*Problem*. Return each line of the entries that holds the string "dias".

[Information supplied Boundary: Start]

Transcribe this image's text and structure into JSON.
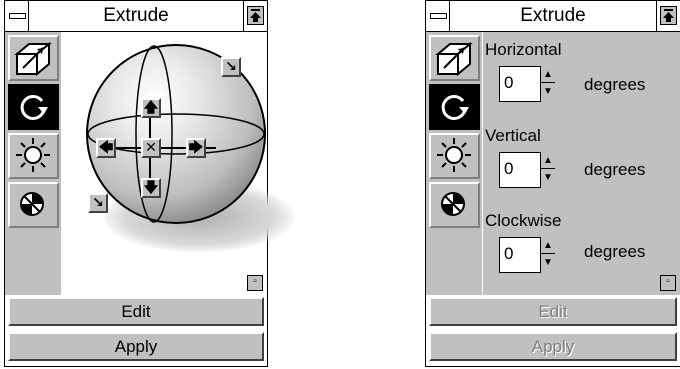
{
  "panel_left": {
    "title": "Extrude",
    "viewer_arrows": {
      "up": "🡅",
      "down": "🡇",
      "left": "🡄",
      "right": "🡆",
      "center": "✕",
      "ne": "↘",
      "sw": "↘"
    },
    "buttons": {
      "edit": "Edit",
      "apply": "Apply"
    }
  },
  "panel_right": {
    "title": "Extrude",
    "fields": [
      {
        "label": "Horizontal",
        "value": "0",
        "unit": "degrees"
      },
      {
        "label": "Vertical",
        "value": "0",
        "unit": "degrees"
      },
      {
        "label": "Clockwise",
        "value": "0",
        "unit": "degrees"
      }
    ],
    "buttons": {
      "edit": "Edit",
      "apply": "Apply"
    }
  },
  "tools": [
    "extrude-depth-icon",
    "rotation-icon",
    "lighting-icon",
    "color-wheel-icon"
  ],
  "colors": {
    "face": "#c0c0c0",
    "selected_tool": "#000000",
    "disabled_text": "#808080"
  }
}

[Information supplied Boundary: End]
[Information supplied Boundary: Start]

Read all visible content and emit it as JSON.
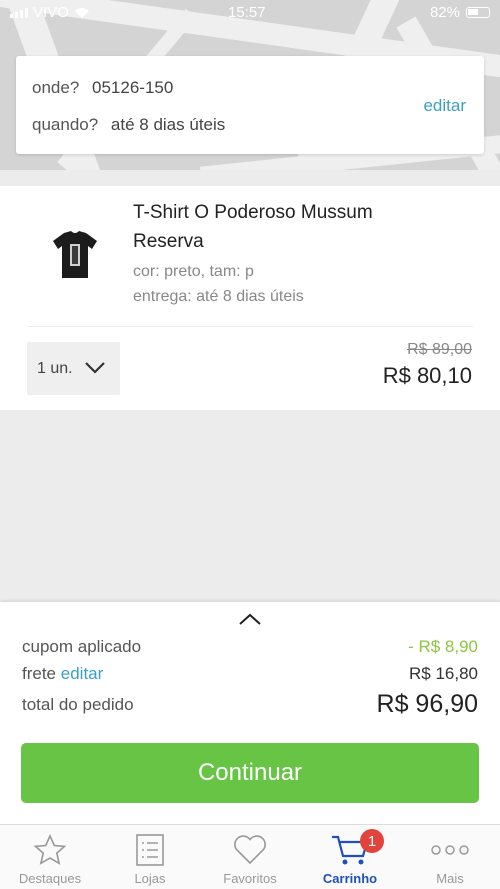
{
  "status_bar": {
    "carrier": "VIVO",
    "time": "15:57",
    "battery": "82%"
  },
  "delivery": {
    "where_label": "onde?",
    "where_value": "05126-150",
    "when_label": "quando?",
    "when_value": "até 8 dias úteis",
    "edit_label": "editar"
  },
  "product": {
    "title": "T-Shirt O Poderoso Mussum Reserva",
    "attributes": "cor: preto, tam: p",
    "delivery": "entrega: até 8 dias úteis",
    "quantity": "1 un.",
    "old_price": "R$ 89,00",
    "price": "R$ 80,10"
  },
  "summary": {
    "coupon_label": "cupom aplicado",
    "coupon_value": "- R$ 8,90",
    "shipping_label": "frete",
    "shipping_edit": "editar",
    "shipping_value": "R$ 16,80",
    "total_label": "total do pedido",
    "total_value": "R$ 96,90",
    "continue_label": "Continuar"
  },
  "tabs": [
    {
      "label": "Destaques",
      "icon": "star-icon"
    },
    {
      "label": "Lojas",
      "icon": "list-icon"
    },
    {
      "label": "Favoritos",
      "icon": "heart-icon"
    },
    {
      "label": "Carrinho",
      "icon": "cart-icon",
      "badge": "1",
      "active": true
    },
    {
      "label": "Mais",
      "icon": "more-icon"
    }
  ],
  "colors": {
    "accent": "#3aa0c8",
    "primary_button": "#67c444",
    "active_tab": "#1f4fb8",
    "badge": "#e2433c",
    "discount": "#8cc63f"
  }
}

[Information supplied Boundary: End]
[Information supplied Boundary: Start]

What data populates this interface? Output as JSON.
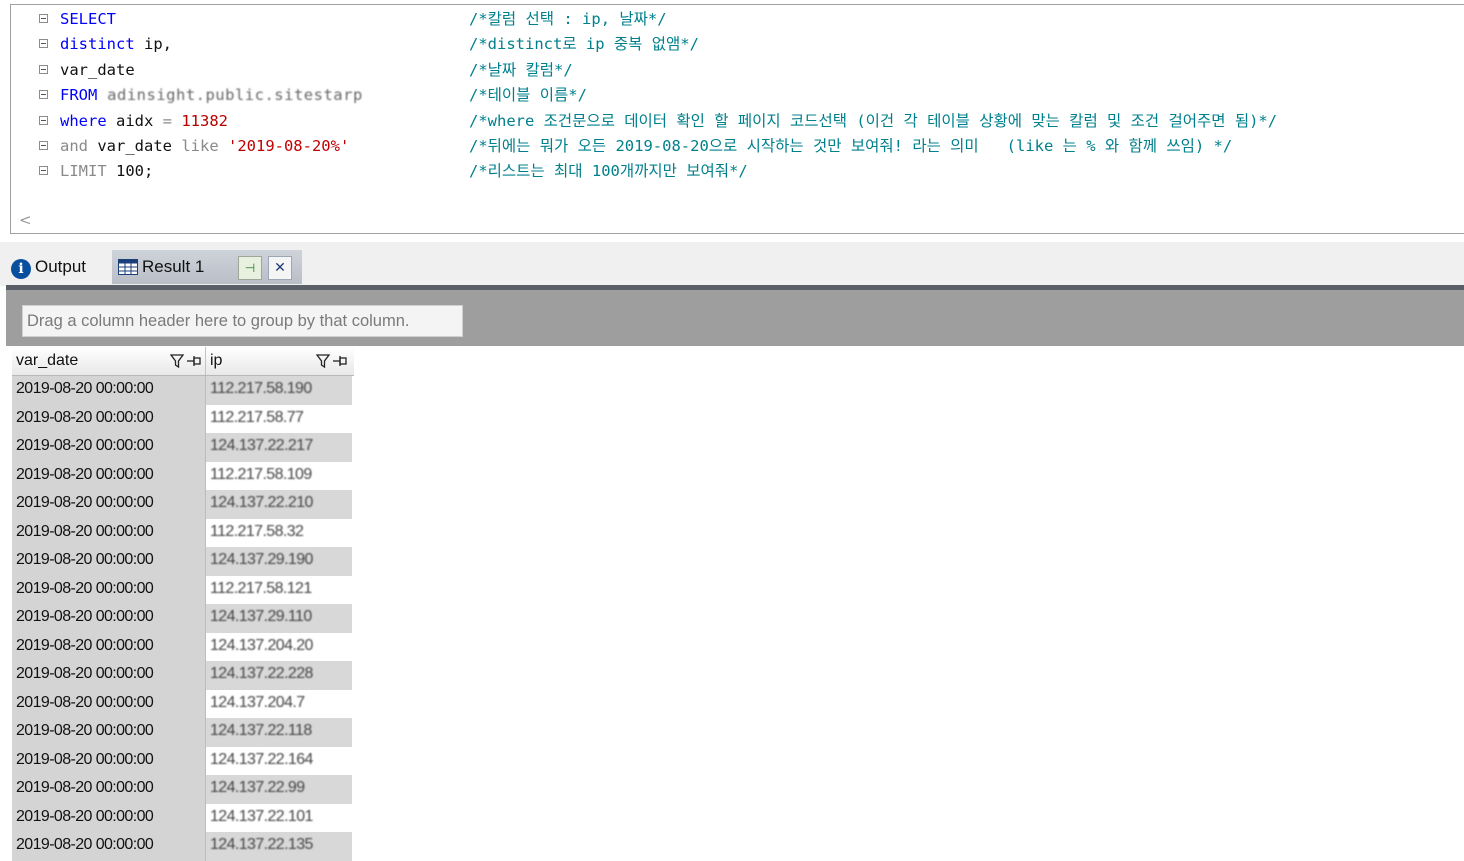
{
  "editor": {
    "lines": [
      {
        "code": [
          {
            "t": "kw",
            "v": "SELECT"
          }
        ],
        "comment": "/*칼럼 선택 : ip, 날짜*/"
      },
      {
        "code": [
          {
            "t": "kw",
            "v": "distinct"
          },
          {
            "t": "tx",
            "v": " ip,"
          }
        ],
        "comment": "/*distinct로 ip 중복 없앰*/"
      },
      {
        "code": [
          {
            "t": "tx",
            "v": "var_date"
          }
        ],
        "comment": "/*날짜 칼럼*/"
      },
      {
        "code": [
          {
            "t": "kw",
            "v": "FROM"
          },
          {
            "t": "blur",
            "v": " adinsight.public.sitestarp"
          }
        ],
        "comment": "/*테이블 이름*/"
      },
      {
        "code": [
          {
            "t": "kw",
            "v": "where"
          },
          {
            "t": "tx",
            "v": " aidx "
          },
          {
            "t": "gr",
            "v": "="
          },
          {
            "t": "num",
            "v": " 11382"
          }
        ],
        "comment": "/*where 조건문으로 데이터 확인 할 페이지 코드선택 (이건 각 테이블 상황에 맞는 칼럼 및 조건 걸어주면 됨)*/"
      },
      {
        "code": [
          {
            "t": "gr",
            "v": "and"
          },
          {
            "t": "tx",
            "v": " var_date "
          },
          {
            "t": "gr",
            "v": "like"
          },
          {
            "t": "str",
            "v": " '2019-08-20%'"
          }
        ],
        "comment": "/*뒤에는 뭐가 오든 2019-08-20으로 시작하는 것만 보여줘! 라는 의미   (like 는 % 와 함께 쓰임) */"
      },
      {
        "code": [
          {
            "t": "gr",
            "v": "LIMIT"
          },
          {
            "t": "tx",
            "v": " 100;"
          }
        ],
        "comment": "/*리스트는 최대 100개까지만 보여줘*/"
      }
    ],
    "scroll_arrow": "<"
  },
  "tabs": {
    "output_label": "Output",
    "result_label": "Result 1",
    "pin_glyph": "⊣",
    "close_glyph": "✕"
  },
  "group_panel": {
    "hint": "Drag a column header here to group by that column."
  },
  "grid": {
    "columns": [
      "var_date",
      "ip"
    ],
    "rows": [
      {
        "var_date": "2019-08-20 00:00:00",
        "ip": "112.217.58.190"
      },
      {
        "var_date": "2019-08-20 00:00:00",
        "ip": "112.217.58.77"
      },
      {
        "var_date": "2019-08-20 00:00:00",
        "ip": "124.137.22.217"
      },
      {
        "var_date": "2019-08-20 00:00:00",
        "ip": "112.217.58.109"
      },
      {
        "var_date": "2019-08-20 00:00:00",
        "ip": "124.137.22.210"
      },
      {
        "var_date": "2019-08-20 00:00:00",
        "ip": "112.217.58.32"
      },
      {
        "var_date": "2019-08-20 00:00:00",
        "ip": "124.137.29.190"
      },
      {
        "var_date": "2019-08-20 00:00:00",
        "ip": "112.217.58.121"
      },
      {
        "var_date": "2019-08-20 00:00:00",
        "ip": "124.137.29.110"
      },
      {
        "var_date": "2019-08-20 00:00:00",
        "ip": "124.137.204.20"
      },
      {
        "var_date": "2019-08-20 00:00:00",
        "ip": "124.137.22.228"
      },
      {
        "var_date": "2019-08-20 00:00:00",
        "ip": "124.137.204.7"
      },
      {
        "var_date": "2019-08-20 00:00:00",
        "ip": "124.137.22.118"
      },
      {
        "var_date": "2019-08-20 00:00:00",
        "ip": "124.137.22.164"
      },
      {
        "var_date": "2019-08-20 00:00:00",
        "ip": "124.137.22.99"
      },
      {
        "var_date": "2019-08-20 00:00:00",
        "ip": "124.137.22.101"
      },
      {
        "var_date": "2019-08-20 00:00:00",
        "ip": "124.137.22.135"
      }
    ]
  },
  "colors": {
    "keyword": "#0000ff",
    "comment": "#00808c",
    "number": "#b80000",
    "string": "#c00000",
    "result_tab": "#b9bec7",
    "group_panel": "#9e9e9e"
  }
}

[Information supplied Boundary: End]

*Answer for the task*.
    "when_value": "até 8 dias úteis",
    "delivery": "entrega: até 8 dias úteis",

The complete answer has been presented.